> Work request: Each line from the one with "Give me the" through the final line of the entries below must be printed exactly, and the pictures must not be.

- Opening Delimiter -

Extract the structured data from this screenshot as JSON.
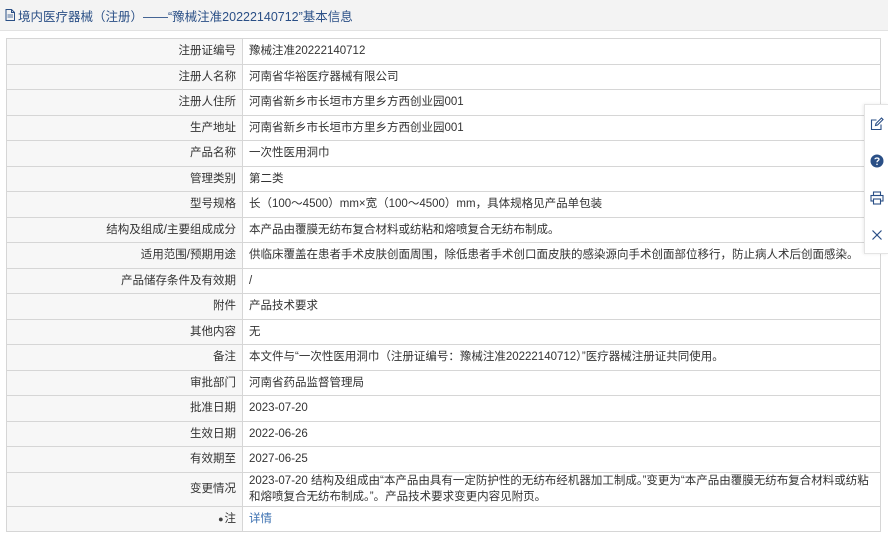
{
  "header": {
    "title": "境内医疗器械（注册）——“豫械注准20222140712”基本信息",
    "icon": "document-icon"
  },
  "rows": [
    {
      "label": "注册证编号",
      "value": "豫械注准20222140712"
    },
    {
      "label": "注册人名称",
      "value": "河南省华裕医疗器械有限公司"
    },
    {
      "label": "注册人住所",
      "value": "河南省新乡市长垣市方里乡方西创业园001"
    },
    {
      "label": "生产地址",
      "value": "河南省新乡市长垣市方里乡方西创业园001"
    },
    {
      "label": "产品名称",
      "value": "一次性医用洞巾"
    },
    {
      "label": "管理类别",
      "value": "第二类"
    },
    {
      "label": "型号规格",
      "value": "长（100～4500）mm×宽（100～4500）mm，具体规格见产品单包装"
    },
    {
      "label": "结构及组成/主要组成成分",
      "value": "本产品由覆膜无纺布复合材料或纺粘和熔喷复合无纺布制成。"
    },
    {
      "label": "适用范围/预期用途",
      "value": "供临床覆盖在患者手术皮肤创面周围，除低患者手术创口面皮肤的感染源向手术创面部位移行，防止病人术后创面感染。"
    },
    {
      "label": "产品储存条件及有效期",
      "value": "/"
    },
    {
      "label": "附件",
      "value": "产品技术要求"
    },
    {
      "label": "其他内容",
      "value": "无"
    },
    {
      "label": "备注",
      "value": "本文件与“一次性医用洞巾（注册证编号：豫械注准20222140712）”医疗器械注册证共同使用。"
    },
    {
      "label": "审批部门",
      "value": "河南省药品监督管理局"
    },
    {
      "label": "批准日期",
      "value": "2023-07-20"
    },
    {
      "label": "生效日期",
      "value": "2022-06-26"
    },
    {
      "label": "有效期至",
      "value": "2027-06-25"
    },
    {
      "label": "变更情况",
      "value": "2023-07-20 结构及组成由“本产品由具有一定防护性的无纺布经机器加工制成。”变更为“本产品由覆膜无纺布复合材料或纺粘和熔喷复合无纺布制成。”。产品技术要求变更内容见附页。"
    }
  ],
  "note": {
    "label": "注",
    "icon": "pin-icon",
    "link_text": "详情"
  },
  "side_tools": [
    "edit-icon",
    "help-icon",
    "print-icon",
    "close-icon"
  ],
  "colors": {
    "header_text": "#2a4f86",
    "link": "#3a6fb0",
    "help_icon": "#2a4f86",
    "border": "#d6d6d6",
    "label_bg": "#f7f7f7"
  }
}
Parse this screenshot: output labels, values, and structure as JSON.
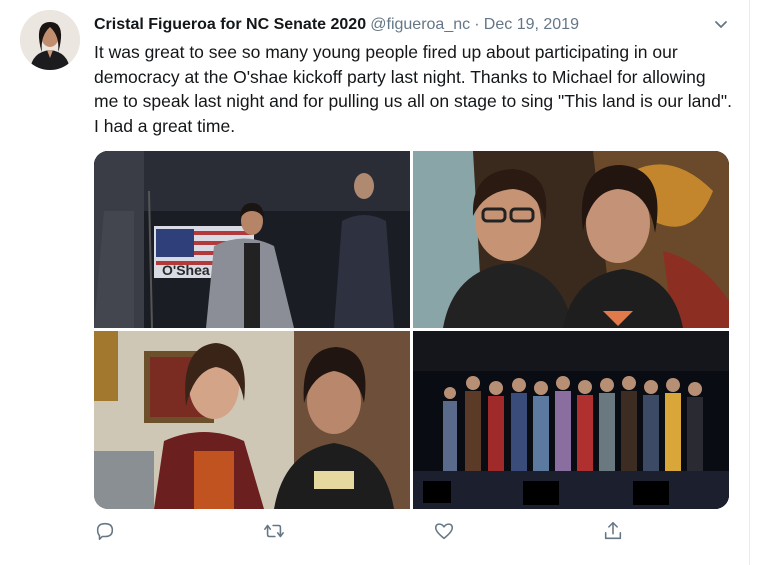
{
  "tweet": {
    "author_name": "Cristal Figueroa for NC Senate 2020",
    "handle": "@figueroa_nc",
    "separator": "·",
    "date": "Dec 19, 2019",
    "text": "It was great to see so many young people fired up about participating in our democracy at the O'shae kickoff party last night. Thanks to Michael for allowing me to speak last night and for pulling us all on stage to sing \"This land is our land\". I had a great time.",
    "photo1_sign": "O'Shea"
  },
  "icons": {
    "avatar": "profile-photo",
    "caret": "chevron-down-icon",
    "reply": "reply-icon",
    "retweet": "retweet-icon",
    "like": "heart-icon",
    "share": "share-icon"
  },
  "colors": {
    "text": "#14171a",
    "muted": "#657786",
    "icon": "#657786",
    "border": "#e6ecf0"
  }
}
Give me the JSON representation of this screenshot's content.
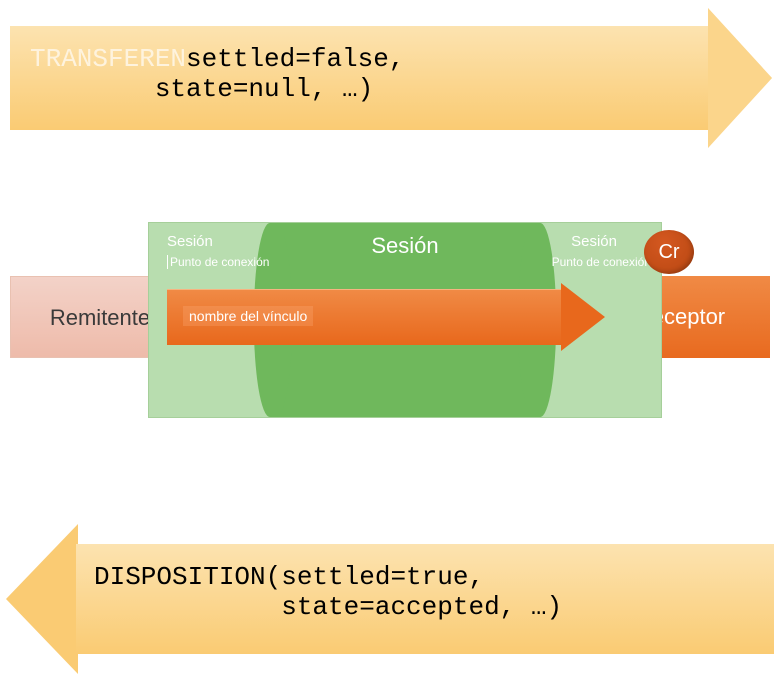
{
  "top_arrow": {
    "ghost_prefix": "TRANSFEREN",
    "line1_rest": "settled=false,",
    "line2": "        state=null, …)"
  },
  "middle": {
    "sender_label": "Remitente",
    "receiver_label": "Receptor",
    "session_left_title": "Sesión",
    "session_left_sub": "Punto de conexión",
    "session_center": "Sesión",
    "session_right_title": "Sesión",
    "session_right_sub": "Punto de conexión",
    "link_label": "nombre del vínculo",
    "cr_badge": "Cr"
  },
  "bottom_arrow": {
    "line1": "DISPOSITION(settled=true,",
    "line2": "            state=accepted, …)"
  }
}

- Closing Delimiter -

> Written reply:
Give me the JSON representation of this screenshot's content.
{
  "top_arrow": {
    "ghost_prefix": "TRANSFEREN",
    "line1_rest": "settled=false,",
    "line2": "        state=null, …)"
  },
  "middle": {
    "sender_label": "Remitente",
    "receiver_label": "Receptor",
    "session_left_title": "Sesión",
    "session_left_sub": "Punto de conexión",
    "session_center": "Sesión",
    "session_right_title": "Sesión",
    "session_right_sub": "Punto de conexión",
    "link_label": "nombre del vínculo",
    "cr_badge": "Cr"
  },
  "bottom_arrow": {
    "line1": "DISPOSITION(settled=true,",
    "line2": "            state=accepted, …)"
  }
}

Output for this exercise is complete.